Total existing-home sales decreased 3.4% to a seasonally adjusted annual rate of 5.36 million in October after last month’s giant uptick of 5.55 million, according to the latest report from the National Association of Relators.
Total existing-home sales are completed transactions that include single-family homes, townhomes, condominiums and co-ops.
However, despite the decrease, NAR said that existing-home sales in October were at a healthy pace but failed to keep up with September's jump. And despite last month's decline, sales are still 3.9% above a year ago (5.16 million).
In September, total existing-home sales increased 4.7% to a seasonally adjusted annual rate of 5.55 million in September from a slightly downwardly revised 5.30 million in August, and are now 8.8% above a year ago.
Lawrence Yun, NAR chief economist, said a sales cooldown in October was likely given the pullback in contract signings the last couple of months.
"New and existing-home supply has struggled to improve so far this fall, leading to few choices for buyers and no easement of the ongoing affordability concerns still prevalent in some markets," he said.
"Furthermore, the mixed signals of slowing economic growth and volatility in the financial markets slightly tempered demand and contributed to the decreasing pace of sales," Yun said.

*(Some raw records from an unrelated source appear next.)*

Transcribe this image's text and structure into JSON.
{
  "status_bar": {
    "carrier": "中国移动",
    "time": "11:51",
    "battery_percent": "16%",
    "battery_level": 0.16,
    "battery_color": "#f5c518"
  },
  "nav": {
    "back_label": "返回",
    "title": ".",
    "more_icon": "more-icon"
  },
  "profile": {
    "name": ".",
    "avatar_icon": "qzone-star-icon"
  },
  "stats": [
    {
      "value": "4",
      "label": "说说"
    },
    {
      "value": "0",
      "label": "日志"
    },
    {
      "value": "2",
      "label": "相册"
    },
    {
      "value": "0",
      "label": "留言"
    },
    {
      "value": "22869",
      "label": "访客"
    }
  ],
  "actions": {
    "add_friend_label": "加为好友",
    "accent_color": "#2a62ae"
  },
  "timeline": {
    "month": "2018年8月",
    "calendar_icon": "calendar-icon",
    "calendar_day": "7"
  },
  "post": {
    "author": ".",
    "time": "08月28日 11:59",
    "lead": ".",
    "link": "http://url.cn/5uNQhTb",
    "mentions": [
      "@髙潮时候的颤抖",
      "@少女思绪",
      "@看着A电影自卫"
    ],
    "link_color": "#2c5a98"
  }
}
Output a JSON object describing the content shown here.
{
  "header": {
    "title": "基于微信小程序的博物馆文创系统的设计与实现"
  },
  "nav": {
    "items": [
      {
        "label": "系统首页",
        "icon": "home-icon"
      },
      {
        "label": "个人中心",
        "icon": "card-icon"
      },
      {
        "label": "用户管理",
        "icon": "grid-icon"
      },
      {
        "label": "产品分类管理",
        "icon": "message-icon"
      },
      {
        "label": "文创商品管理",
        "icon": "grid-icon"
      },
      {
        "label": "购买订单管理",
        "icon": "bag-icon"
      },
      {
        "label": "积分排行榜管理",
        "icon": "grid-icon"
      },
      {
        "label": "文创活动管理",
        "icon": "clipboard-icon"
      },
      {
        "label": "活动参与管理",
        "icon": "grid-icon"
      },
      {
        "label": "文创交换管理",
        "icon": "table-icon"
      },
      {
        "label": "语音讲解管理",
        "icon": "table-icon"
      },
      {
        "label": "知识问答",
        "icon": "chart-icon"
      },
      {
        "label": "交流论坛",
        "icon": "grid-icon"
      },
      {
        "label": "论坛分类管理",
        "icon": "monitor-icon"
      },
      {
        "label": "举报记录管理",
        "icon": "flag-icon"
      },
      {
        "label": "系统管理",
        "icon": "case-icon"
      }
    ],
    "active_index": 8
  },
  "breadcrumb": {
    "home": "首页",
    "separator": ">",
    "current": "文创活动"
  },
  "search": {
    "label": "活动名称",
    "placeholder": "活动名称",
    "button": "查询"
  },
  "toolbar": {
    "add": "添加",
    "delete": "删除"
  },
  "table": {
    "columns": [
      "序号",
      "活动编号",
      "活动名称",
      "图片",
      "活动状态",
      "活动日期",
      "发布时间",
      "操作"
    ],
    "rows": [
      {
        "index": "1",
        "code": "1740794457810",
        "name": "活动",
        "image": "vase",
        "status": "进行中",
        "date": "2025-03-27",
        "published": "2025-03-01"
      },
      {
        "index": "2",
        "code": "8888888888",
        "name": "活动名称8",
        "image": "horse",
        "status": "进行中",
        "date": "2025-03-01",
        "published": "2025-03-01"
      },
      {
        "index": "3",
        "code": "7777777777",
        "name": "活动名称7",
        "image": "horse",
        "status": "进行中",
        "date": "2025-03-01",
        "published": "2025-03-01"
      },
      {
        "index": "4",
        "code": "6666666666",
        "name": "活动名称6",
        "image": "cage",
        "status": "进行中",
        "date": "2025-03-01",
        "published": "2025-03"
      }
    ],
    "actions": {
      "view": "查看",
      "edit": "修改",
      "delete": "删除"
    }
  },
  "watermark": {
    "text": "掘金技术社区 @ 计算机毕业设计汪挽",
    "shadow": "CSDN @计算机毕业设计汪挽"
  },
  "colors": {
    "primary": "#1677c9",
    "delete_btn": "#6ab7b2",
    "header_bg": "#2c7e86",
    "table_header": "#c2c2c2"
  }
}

The median existing-home price for all housing types in October jumped to $219,600, increasing 5.8% above October 2014 ($207,500). This marked the 44th consecutive month of year-over-year gains.
Total housing inventory at the end of October marginally decreased, falling 2.3% to 2.14 million existing homes available for sale. This is 4.5% lower than a year ago (2.24 million). Unsold inventory is at a 4.8-month supply at the current sales pace, up from 4.7 months in September.
Additionally, the percent share of first-time buyers slightly increased to 31% in October, up from 29% both in September and a year ago.
On the cash sales side, Yun said, "All-cash and investor sales are still somewhat elevated historically despite the diminishing number of distressed properties. With supply already meager at the lower-end of the price range, competition from these buyers only adds to the list of obstacles in the path for first-time buyers trying to reach the market."
All-cash sales were 24% of transactions in October (unchanged from September) and are down from 27% a year ago.
Distressed sales – foreclosures and short sales – dipped to 6% in October: the lowest since NAR began tracking in October 2008.
Broken up across the country, existing-home sales in the Northeast were at an annual rate of 760,000, unchanged from September and 8.6% above a year ago. The median price in the Northeast increased slight from a year ago, rising 1.3% from 2014 to $248,900.
In the Midwest, existing-home sales declined 0.8% to an annual rate of 1.30 million in October, but are 8.3% above October 2014. The median price in the Midwest jumped 5.7% from a year ago to $172,300.
Existing-home sales in the South decreased 3.2% to an annual rate of 2.14 million in October, but are still 0.5% above October 2014. The median price in the South was $188,800, up 6.2% from a year ago.
Existing-home sales in the West fell 8.7% to an annual rate of 1.16 million in October, but are still 2.7% above a year ago. The median price in the West was $319,000, which is 8.0% above October 2014.